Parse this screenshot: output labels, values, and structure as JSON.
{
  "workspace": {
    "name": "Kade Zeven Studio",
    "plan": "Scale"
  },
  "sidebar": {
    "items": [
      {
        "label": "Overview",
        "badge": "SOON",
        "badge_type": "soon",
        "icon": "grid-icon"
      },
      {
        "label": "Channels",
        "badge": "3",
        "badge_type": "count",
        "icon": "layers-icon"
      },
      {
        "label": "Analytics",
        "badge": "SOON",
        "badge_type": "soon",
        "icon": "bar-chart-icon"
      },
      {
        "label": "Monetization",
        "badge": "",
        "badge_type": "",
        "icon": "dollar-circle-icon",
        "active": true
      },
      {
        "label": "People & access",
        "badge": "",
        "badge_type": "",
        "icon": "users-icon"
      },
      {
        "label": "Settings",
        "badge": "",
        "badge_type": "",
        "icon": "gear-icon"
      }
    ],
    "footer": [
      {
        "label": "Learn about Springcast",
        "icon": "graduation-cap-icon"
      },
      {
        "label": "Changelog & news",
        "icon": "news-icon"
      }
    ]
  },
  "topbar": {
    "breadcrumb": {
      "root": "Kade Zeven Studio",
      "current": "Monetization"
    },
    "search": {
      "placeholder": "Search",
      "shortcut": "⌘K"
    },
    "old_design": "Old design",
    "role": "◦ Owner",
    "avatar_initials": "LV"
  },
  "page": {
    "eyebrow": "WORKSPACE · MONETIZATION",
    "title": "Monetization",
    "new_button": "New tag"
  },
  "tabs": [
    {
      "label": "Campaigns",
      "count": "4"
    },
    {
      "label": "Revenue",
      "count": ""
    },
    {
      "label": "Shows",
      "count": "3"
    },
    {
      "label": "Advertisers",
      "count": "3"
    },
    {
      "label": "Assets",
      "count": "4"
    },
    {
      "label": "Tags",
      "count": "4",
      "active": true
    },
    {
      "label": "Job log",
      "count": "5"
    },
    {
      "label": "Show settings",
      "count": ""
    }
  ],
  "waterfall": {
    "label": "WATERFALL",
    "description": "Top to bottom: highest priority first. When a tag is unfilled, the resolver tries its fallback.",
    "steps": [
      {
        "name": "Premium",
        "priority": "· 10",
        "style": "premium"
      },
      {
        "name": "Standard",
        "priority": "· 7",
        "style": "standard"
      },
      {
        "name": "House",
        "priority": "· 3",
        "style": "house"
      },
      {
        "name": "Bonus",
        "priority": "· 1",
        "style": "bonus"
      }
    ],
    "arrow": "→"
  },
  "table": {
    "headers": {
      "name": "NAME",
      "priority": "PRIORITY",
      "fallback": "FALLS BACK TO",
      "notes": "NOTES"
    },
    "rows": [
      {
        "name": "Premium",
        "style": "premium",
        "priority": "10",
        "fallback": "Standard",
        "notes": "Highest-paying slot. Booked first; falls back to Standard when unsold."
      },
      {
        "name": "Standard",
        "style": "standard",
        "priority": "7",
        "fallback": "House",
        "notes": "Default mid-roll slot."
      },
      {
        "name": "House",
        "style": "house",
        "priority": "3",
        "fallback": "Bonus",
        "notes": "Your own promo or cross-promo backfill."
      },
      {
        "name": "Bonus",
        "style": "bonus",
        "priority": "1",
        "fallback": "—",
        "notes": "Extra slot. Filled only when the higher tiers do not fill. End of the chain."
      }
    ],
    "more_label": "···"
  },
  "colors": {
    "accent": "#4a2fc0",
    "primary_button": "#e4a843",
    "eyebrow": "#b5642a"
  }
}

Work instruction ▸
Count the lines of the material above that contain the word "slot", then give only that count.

Exercise solution ▸
3